From my vantage point (top row and in the corner) there was enough time in the opening scene (which contained no dialogue whatsoever) to count fourteen lampshades dotted around the stage. I even had time to count them again, ostensibly to double-check that I hadn’t missed any, or if I did, it could only be because I couldn’t see them, not having a complete view of the performance area. But really Bronx Gothic opened with a scene in which nothing happened, and yet in another way, quite a lot was going on – it’s difficult to label precisely what it was, I suppose a form of interpretive dance, with rapid movements, sustained for an impressive length of time by Okwul Okpokwasili.
In this opening scene, Okpokwasili faces upstage, the sort of thing that actors do occasionally in order to briefly stifle laughter because something amusing has happened on stage (or indeed in the wings) but they must remain in character. Except here, the facing upstage thing goes on for so long that one feels compelled to try to work out what is happening, and/or what it means. I might have gotten this completely wrong, but I’ll put it out there anyway. It came across to me as though there was a struggle being portrayed, of the character wanting to move out of the restrictions and boundaries the character finds herself in, presumably through no fault of her own. It would only be a matter of time before something – anything – happens.
Then there were several more moments in which the character manages to turn to face the audience, but continues with the rapid movements, not saying anything. During this time, someone in my peripheral vision had clearly got their mobile telephone back out to check for messages or whatever it was they were doing, and very unusually, I had zero inclination to tell them to stop – they were really missing nothing. And in my own mind, to pass the time, I ended up with a fairly good idea of what I intend to buy at Sainsbury’s for the weekly grocery shop.
It seemed to me that Okpokwasili took on several different characters during the show: one of the reasons why none of them are listed in the programme is revealed in what I presume is an open letter to someone who has clearly done something contemptuous. In short, she denies the intended recipient (and thus, by extension, the audience) the “satisfaction” of signing off the letter with her own name. The script is poetic at times but is also very repetitive. I still don’t know why I should look at my hands, feet or some other body part and ask myself, “Am I awake?” or what good that will do to myself or anyone else. If this isn’t explained the first time around, simply repeating “Am I awake?” doesn’t mean I’m suddenly going to follow the eleventh time around.
But to answer the question, yes, I was awake, but I was also rather bored. There were, to be fair, some amusing moments – a fairly early scene recounting a ‘birds and bees’ conversation provided a schoolgirl character with a decent amount of information in a brief period, in a relatable and refreshingly honest manner. A lot of the show’s spoken word content was centred around sex – not just the mechanics and emotions of intercourse but encompassing the degradation and objectification of women both at a micro level through individuals’ stories and more widely in society at large.

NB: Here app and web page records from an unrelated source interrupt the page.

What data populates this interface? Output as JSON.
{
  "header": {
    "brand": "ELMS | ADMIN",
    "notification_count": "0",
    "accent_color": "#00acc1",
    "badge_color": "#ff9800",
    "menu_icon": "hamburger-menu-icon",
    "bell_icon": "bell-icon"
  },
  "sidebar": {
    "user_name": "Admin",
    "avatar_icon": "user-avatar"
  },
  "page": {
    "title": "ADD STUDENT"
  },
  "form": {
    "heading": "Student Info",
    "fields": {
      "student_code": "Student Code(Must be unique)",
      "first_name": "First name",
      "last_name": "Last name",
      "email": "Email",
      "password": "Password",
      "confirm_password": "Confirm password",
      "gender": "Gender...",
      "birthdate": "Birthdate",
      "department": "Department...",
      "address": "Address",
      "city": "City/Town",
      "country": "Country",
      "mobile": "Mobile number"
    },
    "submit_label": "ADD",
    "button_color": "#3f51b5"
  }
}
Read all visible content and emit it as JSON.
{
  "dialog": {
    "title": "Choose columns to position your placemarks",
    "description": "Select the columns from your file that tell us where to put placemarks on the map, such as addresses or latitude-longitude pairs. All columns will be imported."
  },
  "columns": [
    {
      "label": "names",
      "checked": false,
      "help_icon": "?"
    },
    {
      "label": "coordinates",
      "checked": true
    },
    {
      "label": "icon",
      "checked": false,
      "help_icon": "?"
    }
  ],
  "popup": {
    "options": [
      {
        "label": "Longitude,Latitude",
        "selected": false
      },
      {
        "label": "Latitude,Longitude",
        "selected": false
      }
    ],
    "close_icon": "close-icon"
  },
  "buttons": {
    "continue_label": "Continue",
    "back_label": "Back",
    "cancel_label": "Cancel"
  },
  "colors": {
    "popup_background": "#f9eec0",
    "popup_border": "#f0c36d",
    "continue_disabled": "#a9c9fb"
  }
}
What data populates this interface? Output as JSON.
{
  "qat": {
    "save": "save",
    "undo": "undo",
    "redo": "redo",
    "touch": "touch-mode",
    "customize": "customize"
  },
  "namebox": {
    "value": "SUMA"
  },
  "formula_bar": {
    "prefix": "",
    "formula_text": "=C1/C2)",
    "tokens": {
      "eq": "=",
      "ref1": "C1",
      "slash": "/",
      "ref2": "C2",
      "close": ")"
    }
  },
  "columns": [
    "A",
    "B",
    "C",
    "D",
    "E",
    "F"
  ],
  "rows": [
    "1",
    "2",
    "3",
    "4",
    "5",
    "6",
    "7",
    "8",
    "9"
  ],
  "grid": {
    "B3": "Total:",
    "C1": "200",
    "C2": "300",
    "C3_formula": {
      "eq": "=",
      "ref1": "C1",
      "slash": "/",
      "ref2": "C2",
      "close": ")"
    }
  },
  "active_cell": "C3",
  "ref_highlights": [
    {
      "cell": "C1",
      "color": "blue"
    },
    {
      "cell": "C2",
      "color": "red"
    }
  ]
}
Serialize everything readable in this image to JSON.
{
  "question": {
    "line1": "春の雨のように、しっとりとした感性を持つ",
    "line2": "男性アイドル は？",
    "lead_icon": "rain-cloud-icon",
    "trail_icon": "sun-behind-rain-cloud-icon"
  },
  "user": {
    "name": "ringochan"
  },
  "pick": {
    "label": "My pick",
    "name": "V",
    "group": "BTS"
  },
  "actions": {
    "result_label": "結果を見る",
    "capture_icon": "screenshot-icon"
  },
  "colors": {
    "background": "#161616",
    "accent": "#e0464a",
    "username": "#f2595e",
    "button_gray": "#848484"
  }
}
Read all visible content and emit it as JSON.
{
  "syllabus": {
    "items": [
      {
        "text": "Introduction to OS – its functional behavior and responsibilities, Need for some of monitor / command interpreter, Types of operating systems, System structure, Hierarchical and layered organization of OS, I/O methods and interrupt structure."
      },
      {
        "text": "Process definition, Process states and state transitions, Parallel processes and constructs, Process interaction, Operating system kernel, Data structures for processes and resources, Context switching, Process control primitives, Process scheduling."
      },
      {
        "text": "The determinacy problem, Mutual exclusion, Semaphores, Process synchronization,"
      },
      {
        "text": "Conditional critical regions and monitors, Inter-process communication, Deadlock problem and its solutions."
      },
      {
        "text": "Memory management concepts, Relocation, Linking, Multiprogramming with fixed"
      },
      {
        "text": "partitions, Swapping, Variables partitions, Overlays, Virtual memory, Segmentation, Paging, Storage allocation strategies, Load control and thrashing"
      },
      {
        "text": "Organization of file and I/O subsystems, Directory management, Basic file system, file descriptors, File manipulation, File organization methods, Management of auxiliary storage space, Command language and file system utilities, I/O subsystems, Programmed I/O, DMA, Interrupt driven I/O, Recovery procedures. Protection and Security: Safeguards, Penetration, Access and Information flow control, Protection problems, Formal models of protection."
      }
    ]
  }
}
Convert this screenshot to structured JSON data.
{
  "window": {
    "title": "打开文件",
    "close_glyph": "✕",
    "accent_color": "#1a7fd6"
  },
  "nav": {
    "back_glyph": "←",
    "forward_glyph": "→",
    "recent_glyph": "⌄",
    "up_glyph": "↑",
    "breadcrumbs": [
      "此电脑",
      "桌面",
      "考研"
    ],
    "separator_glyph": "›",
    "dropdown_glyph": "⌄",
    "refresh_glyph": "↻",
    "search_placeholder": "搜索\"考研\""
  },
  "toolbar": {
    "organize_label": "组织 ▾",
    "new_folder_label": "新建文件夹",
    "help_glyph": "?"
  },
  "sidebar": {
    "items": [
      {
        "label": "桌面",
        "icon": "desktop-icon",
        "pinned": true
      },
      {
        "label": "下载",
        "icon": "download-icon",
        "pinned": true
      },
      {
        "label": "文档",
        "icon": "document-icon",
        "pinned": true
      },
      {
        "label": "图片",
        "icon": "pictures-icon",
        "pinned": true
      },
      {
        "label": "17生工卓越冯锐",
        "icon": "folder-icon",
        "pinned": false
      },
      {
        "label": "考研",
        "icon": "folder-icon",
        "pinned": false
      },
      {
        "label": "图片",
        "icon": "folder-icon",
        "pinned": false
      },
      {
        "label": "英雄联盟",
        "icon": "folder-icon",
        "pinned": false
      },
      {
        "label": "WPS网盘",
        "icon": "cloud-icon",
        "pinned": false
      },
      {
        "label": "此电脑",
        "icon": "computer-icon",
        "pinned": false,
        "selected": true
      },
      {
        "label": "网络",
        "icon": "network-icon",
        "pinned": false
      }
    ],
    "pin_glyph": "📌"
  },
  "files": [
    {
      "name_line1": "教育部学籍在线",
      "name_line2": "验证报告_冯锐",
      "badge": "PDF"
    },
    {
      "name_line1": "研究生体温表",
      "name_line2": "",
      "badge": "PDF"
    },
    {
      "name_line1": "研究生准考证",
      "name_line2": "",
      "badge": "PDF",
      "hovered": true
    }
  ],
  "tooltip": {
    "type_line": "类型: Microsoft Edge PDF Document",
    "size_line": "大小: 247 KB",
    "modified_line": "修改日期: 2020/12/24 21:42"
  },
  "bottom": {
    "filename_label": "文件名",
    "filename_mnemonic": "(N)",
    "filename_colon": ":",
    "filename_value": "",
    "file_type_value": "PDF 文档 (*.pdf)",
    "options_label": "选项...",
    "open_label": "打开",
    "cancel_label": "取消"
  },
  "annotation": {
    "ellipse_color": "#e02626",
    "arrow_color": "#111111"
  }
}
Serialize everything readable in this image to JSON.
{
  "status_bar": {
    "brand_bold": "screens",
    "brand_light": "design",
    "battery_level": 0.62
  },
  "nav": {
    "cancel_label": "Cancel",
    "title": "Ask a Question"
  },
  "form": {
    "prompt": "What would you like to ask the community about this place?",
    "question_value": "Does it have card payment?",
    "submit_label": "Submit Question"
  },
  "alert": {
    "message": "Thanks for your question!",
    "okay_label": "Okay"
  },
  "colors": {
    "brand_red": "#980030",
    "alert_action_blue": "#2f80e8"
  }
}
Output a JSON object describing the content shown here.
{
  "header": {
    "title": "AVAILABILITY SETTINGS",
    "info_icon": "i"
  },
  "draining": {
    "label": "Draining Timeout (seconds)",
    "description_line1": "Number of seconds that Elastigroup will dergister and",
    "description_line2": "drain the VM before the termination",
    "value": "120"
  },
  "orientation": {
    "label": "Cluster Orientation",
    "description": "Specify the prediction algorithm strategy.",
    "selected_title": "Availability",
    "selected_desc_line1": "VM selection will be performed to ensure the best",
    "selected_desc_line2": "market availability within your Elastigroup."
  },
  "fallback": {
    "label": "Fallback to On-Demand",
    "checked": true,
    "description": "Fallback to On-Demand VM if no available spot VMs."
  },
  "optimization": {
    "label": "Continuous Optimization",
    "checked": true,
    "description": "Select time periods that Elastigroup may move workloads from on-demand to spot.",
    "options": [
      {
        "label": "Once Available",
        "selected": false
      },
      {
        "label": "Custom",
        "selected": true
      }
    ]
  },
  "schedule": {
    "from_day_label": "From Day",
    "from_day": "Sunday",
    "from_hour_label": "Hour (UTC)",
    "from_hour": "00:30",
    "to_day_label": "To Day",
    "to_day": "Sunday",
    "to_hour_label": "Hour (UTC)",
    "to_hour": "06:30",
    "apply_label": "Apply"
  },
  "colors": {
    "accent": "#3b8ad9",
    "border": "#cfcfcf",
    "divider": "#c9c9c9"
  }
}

The lighting was interesting – I felt like I was watching a radio play at times in the first half as the stage was lit so dimly, and then at some point, it suddenly got too bright. But once a happy medium was found, a good rapport with the audience was eventually established. Peter Born, Okpokwasili’s husband, directs the show – I trust the irony is not lost on them that this production, partly about white privilege, is itself directed by a white straight male. Bronx Gothic is certainly an unusual show, best appreciated by people looking for something far removed from the mainstream.
Review by Chris Omaweng
Part theatre, part dance and part visual art installation, Okwui Okpokwasili’s Bronx Gothic delves into her memories of growing up in the Bronx, before emerging into a breathtaking exploration of girlhood.
Created in collaboration with Peter Born, in this UK premiere, Bronx Gothic draws on inspiration from West African griot storytelling to ask what it means to be brown in a world that values whiteness.
A Young Vic and Sweat Variant co-production
Writer, Performer and Sound Designer: Okwui Okpokwasili
Director, Visual and Sound Designer: Peter Born
1-29 June 2019